# EXERCISE DIRECTIONS
Give the number of lines in the data below where the string "SessionID" occurs, and nothing else.
═══ DATA UNDER STUDY
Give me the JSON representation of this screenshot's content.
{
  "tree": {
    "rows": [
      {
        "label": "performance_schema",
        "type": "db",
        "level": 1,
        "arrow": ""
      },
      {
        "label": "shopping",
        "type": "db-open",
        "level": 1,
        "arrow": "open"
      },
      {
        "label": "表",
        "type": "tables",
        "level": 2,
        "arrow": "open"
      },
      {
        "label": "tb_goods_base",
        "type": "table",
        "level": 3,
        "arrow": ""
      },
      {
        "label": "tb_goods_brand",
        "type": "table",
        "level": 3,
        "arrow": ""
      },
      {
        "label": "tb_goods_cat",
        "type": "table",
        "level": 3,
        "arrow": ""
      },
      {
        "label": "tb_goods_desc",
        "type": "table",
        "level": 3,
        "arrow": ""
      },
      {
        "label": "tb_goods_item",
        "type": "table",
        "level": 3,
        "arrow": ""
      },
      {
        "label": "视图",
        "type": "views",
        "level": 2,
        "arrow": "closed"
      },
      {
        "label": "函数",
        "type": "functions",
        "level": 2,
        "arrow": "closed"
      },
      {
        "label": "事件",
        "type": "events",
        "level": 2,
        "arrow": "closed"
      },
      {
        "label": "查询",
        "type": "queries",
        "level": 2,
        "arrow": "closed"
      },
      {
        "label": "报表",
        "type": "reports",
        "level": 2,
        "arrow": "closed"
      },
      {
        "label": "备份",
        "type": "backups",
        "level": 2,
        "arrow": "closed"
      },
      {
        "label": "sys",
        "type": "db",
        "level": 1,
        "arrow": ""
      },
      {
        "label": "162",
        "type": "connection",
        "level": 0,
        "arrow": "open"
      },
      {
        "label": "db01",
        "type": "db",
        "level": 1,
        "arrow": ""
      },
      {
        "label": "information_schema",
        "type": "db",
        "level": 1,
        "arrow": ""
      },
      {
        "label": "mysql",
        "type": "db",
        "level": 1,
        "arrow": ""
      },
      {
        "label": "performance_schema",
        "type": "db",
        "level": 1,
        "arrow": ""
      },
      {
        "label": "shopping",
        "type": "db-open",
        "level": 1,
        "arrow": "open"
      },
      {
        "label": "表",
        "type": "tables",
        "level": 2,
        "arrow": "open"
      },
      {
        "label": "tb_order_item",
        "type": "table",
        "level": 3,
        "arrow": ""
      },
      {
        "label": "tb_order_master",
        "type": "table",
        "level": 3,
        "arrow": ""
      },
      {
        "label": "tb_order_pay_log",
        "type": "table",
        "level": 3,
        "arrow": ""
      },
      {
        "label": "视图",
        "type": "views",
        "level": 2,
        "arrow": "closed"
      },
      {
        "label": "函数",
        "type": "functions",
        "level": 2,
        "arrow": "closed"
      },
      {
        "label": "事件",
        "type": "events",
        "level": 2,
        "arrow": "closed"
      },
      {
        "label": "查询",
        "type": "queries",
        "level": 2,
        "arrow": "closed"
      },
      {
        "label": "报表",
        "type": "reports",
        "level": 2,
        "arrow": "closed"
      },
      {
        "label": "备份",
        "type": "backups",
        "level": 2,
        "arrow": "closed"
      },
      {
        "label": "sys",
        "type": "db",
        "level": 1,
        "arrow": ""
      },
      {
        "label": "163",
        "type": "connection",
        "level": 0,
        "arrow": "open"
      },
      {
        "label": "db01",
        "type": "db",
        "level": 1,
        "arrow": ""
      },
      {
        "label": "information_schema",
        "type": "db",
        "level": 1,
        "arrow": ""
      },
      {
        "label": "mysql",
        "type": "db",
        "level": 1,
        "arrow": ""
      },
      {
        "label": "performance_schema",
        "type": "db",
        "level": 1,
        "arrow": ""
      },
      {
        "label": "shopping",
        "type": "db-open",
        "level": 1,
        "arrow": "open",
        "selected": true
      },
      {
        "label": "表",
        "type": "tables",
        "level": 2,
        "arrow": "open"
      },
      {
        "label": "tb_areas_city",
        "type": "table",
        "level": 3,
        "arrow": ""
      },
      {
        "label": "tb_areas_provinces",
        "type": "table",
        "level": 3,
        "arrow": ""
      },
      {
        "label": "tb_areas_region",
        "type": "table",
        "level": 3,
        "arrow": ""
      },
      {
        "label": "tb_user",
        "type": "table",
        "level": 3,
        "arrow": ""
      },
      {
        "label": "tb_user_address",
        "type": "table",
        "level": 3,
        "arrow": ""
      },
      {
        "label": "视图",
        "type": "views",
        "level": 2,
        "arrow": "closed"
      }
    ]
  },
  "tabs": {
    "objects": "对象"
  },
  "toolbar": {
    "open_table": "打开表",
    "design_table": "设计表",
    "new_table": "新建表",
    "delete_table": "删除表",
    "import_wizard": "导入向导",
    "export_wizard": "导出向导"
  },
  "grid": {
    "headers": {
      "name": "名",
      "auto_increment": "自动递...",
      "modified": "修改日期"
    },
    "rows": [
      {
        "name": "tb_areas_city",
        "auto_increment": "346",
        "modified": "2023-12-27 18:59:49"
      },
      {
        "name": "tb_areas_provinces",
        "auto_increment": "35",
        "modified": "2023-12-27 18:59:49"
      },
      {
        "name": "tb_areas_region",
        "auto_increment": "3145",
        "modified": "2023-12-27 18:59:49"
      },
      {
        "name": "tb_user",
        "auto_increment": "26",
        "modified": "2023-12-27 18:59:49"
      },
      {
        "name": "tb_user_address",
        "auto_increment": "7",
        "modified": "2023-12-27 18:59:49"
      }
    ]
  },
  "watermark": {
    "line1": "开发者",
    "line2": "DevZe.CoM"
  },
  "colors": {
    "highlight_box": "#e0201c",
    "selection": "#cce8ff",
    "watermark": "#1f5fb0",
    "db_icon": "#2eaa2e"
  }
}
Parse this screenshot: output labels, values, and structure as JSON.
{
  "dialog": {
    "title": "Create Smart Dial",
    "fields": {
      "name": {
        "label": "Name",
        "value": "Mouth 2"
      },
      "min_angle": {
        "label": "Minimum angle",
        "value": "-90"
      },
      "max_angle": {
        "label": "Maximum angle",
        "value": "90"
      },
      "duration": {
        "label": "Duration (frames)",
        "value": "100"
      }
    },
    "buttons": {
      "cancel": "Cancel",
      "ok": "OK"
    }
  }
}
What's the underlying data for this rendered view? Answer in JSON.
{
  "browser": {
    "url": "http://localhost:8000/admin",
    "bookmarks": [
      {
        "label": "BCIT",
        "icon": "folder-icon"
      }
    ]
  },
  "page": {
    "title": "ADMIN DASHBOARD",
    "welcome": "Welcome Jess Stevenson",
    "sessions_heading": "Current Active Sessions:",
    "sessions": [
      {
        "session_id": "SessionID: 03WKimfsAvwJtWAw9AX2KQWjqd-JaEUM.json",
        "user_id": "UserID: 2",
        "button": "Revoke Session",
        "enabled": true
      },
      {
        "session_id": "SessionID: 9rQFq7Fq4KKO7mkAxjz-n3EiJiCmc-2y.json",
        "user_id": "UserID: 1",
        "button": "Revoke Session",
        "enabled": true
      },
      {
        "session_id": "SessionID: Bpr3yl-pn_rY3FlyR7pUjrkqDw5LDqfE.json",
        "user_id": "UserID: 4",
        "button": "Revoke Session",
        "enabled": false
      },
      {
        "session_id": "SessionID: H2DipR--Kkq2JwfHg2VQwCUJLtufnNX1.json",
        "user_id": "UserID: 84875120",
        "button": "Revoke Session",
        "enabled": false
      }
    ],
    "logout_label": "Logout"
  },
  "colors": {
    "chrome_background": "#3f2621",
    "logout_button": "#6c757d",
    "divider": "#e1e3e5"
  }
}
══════
# SOLUTION TO THE PROBLEM
4